viewers a reason not to watch by having the MTV awards on at the same time.
So the decision was made to switch back to the original date, Sept. 20,
with CBS now being flexible with its
"60 Minutes" broadcast that'll bridge football with the awards. Perhaps the Emmys now will at least get some strong viewer lead-in from the NFL game, with hard-to-come-by young and older male
Then word came down that eight key writing and directing categories were to be moved off-air, to streamline the show and make it more entertaining. This would ultimately give TV
fanatics what they really wanted: more airtime for their beloved TV stars.
But after pressure from the big entertainment unions, the Television Academy then decided to reverse itself.
allowing those eight categories to be aired live.

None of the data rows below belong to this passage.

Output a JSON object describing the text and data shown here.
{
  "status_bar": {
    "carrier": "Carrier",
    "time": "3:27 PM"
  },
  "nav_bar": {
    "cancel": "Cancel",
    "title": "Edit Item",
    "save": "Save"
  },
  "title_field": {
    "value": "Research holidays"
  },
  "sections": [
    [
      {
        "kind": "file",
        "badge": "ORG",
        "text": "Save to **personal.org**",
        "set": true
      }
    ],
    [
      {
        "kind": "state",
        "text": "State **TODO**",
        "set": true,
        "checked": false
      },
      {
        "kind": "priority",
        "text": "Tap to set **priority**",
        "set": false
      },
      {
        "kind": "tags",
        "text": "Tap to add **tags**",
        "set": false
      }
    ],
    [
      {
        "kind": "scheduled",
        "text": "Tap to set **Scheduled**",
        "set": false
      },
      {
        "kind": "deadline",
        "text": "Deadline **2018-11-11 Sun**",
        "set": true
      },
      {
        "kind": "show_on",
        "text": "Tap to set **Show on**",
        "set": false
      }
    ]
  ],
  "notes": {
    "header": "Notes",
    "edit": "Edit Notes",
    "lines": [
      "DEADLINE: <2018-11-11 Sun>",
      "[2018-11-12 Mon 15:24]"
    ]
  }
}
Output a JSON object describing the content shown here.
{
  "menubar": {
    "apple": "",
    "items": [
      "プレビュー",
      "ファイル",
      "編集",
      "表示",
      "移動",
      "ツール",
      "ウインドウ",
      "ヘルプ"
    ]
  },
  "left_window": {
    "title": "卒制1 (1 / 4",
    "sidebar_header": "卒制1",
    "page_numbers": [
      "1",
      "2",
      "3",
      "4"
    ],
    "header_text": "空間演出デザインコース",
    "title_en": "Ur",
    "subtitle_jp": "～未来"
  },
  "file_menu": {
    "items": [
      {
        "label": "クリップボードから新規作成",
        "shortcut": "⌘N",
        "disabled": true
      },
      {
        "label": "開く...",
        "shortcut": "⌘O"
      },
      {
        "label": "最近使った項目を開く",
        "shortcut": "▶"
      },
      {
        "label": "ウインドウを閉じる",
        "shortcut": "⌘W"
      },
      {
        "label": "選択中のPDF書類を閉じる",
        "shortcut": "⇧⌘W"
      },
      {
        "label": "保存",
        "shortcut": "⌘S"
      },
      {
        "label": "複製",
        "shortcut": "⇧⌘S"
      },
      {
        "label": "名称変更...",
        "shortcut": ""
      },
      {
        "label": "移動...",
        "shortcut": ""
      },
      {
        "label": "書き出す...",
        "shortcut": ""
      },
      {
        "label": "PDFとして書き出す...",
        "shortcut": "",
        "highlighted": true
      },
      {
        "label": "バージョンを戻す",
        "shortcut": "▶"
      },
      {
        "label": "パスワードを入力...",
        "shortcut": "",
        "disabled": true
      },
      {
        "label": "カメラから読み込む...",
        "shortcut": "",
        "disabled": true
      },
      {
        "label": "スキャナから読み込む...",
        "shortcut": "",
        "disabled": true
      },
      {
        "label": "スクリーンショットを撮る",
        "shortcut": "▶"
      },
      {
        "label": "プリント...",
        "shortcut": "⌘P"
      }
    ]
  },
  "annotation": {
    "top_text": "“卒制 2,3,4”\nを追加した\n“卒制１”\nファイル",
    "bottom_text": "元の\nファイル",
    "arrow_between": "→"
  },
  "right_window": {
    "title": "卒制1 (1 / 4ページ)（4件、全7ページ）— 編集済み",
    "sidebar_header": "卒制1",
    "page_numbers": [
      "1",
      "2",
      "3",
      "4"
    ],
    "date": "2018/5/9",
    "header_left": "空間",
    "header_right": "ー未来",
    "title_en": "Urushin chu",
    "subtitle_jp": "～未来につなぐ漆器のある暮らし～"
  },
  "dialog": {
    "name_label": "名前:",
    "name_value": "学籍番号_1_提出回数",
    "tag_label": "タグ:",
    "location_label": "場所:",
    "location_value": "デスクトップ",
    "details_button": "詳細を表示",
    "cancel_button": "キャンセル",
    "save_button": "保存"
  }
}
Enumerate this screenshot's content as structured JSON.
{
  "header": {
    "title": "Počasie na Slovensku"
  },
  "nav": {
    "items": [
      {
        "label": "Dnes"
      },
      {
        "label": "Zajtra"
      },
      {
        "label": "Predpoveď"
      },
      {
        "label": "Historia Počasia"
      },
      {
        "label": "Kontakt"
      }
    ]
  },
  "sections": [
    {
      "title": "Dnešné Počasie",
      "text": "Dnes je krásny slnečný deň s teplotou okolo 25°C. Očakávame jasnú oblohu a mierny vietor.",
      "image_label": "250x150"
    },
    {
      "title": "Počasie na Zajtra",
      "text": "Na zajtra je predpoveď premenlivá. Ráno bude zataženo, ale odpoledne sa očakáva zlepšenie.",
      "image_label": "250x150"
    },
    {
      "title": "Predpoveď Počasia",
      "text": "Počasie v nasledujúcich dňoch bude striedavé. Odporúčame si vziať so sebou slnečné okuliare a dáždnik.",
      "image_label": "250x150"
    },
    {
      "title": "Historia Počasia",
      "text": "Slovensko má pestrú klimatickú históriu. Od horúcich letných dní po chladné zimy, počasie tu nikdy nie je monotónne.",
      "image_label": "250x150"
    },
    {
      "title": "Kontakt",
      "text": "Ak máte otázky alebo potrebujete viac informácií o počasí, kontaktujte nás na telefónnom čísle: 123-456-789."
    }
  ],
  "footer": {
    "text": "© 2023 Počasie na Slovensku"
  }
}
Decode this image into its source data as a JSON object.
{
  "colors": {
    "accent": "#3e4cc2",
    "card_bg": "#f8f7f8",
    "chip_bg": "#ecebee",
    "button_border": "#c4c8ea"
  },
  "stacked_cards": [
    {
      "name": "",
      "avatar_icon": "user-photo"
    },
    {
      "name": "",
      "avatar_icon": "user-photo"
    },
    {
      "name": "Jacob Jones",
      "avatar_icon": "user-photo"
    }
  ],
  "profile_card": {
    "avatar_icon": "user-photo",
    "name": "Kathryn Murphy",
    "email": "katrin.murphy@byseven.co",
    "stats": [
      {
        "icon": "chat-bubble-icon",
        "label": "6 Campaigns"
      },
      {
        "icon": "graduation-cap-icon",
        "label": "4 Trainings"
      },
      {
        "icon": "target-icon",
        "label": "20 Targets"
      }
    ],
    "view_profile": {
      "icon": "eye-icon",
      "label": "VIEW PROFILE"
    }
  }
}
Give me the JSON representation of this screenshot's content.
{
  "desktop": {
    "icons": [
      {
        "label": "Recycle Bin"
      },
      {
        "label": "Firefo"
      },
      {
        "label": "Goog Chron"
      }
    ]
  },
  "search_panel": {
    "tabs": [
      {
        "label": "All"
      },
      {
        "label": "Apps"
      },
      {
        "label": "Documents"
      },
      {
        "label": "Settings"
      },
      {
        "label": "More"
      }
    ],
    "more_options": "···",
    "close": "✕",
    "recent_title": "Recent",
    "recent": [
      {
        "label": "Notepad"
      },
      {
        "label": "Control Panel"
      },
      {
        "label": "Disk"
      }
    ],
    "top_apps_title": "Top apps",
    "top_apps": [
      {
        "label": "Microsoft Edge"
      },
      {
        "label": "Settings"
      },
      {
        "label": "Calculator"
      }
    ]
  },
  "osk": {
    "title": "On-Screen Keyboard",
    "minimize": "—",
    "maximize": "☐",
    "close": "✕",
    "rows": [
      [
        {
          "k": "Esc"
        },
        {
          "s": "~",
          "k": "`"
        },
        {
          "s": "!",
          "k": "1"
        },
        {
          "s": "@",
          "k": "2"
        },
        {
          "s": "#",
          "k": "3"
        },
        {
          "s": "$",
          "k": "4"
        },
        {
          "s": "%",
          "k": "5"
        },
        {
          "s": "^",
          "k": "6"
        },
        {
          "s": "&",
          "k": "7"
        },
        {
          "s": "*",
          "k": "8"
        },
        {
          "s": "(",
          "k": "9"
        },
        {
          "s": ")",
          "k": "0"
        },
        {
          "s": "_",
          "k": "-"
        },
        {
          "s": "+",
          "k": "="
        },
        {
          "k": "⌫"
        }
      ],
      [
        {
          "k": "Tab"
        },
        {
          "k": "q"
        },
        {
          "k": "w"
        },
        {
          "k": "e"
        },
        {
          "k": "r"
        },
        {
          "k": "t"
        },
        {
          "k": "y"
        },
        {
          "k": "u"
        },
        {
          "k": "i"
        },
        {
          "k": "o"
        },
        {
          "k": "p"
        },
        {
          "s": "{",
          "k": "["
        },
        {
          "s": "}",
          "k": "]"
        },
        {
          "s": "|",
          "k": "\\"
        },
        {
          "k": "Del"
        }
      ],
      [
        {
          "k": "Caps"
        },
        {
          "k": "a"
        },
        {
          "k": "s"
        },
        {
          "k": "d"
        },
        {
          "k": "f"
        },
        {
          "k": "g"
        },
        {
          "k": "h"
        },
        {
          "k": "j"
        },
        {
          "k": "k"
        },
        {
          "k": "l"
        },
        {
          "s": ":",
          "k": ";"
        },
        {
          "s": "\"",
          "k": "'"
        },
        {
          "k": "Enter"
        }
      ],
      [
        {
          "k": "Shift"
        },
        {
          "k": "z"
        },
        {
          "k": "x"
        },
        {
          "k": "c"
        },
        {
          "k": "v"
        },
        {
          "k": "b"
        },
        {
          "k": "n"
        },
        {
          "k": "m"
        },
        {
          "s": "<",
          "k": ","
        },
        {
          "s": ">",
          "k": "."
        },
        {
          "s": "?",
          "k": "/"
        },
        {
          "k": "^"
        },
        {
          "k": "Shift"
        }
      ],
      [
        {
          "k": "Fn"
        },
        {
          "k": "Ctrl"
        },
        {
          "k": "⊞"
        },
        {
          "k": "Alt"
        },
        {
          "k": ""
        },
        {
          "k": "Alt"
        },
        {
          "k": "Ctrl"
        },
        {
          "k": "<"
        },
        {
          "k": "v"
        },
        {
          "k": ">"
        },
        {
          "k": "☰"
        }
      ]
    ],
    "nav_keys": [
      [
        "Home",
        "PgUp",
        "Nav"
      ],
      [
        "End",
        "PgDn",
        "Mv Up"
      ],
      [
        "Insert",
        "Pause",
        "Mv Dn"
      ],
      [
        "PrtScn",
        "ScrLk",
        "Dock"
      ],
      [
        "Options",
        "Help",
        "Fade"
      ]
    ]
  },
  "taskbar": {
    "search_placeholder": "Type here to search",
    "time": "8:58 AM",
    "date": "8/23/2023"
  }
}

That's two big reversals for the show in the space of a few weeks.
What does this mean? The Emmys are obviously having identity problems. But much of this comes from being pulled in a
few directions -- from behind-the-scenes craftspeople on the one hand, to networks and viewers on the other.
TV advertisers have been ho-hum about the awards for some time -- especially
with declining ratings. Still, the show's numbers are good enough, especially for a single TV show in September, with 30-second commercials priced high -- around the $500,000 mark.
networks still count on the Emmys for some pre-season marketing spin, even though they've complained in recent years that much of that buzz has gone to the likes of pay TV networks such as HBO,
who bag most of the hardware.
Awards shows are always tricky affairs. But older, increasingly lower-rated entertainment awards shows, such as the Emmys, have other issues. Sometimes that
comes from repeated winners in categories for ongoing TV shows. Additionally, some performers like Katherine Heigl of "Grey's Anatomy" don't even want to be included in the nomination process from
time to time. That's not a good sign.
Entropy is theoretically good for TV -- most times. But the end result may mean TV viewers never know where they stand -- in TV land.